The number of confirmed cases of COVID-19 in Oklahoma broke through the 3,000 mark Thursday, reaching 3,017, and deaths climbed by nine to a total of 179, the Oklahoma State Department of Health reported.

Well over half of the coronavirus-related deaths have occurred in five counties – Tulsa, Cleveland, Oklahoma, Wagoner and Washington.
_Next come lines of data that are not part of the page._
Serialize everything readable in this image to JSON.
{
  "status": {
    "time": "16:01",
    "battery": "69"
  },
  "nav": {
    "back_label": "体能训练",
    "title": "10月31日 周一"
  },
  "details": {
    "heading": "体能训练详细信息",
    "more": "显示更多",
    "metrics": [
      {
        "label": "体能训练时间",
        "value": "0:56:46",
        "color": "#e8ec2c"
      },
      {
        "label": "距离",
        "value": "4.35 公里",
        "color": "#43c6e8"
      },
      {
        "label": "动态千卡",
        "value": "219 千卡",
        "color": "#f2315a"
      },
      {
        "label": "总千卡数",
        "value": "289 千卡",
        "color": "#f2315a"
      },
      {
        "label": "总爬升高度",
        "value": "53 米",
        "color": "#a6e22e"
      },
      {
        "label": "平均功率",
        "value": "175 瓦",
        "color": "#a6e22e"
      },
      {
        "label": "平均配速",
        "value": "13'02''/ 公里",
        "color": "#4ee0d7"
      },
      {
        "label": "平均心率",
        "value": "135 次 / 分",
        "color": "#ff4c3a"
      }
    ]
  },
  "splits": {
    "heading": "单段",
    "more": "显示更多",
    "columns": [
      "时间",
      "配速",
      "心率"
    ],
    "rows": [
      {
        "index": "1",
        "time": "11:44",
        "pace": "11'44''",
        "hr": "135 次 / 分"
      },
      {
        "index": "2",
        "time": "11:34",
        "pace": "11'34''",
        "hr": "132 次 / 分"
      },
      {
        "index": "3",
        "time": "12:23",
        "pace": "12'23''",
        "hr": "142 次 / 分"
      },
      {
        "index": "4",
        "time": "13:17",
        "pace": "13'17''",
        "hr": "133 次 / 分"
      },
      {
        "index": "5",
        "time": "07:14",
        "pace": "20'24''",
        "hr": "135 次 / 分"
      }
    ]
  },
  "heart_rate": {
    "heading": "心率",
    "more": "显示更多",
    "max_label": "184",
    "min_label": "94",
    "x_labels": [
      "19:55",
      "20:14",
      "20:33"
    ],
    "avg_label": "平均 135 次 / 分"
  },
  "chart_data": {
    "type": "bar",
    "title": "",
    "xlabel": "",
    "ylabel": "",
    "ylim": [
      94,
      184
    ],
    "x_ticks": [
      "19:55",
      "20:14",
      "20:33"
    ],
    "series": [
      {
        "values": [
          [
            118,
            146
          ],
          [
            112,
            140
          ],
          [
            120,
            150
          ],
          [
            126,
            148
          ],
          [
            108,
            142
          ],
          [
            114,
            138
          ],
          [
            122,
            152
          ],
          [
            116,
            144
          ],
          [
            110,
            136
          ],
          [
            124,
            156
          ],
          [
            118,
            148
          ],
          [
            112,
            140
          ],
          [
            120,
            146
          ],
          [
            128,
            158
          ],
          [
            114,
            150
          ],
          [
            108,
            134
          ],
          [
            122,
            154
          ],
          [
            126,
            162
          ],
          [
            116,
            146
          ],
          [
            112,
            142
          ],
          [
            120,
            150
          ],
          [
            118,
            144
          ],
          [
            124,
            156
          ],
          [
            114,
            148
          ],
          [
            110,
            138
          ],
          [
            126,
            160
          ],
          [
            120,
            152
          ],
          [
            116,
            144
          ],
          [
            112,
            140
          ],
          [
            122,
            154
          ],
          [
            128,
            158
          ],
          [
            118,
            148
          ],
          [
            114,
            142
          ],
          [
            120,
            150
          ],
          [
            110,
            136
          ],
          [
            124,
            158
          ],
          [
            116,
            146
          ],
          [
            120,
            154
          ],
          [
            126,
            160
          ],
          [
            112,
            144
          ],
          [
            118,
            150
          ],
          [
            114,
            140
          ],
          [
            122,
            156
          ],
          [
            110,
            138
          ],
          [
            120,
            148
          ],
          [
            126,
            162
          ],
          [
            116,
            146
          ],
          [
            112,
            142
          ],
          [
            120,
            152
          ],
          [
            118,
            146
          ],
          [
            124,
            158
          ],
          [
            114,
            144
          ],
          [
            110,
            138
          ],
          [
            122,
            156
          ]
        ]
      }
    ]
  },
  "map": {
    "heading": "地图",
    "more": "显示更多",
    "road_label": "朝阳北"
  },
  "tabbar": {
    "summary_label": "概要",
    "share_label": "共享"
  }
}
More than 80 percent of people who have died were ages 65 or older, and as of Tuesday, more than a third had lived or worked in nursing homes.